* [SOURCE MATERIAL]
============================================================

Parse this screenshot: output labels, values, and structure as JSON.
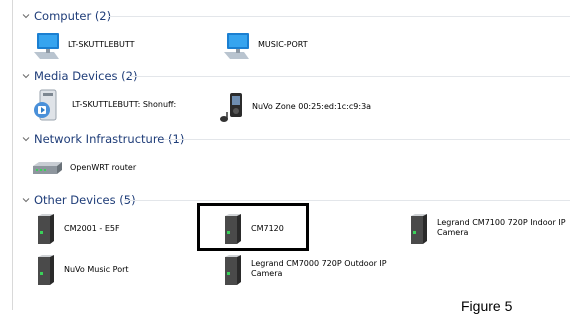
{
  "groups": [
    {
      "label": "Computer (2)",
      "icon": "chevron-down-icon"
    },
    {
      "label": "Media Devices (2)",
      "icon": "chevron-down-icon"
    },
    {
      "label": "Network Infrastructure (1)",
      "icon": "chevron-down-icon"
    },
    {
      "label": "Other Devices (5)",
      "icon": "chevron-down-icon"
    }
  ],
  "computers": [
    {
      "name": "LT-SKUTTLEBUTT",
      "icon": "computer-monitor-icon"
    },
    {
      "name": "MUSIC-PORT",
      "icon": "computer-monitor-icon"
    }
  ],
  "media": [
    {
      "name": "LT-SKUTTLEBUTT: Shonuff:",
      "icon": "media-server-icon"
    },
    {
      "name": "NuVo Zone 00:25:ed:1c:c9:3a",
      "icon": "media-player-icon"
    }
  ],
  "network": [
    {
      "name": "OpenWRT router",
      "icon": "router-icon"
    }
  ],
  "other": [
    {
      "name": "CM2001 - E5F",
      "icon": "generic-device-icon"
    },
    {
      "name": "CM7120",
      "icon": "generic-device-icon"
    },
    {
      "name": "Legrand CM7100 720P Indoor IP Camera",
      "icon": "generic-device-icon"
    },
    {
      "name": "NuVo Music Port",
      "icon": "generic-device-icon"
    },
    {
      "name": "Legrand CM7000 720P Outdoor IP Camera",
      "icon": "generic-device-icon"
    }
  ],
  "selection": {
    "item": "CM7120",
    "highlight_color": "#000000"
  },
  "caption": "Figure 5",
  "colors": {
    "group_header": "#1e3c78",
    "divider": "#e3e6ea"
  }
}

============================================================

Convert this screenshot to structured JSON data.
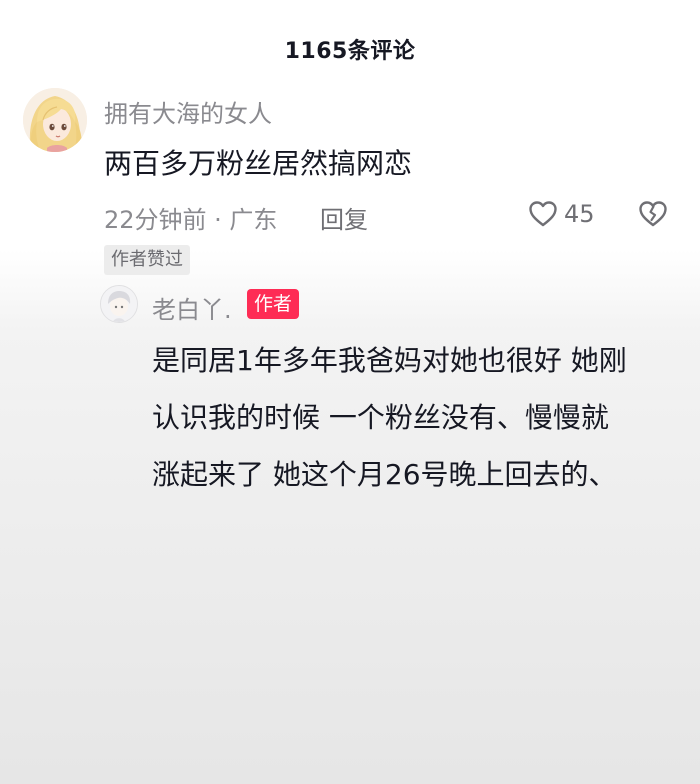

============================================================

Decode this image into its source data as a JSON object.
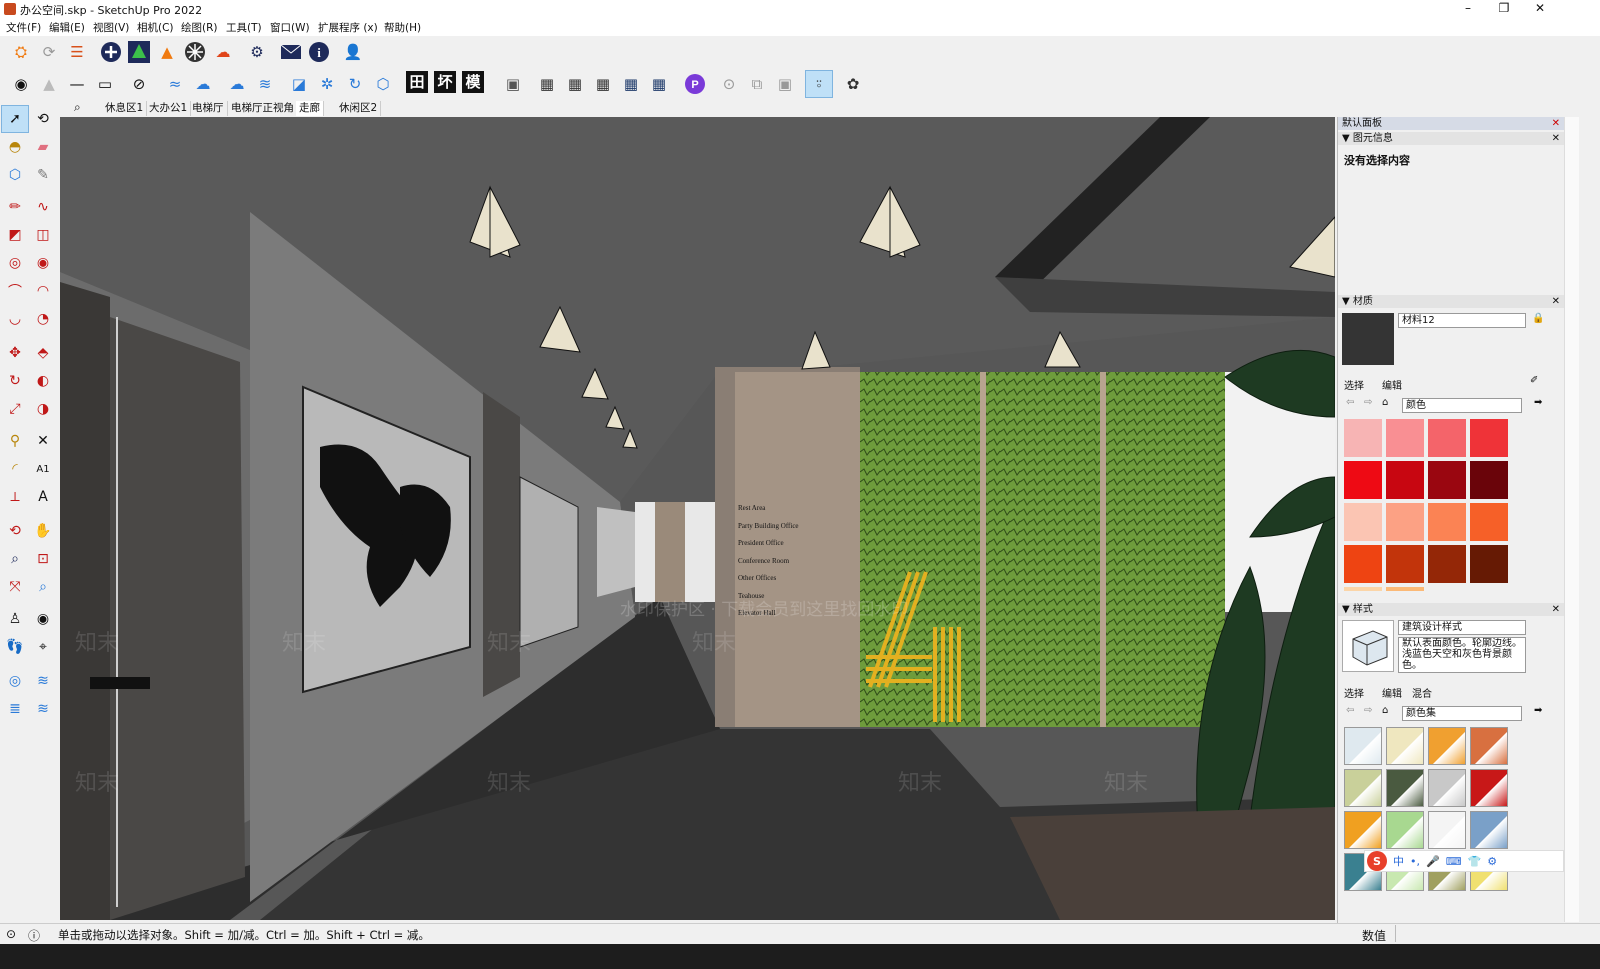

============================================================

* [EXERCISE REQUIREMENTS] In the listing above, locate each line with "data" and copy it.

* [TASK ANSWER]
Convert this screenshot to structured JSON data.
Decode this image into its source data as a JSON object.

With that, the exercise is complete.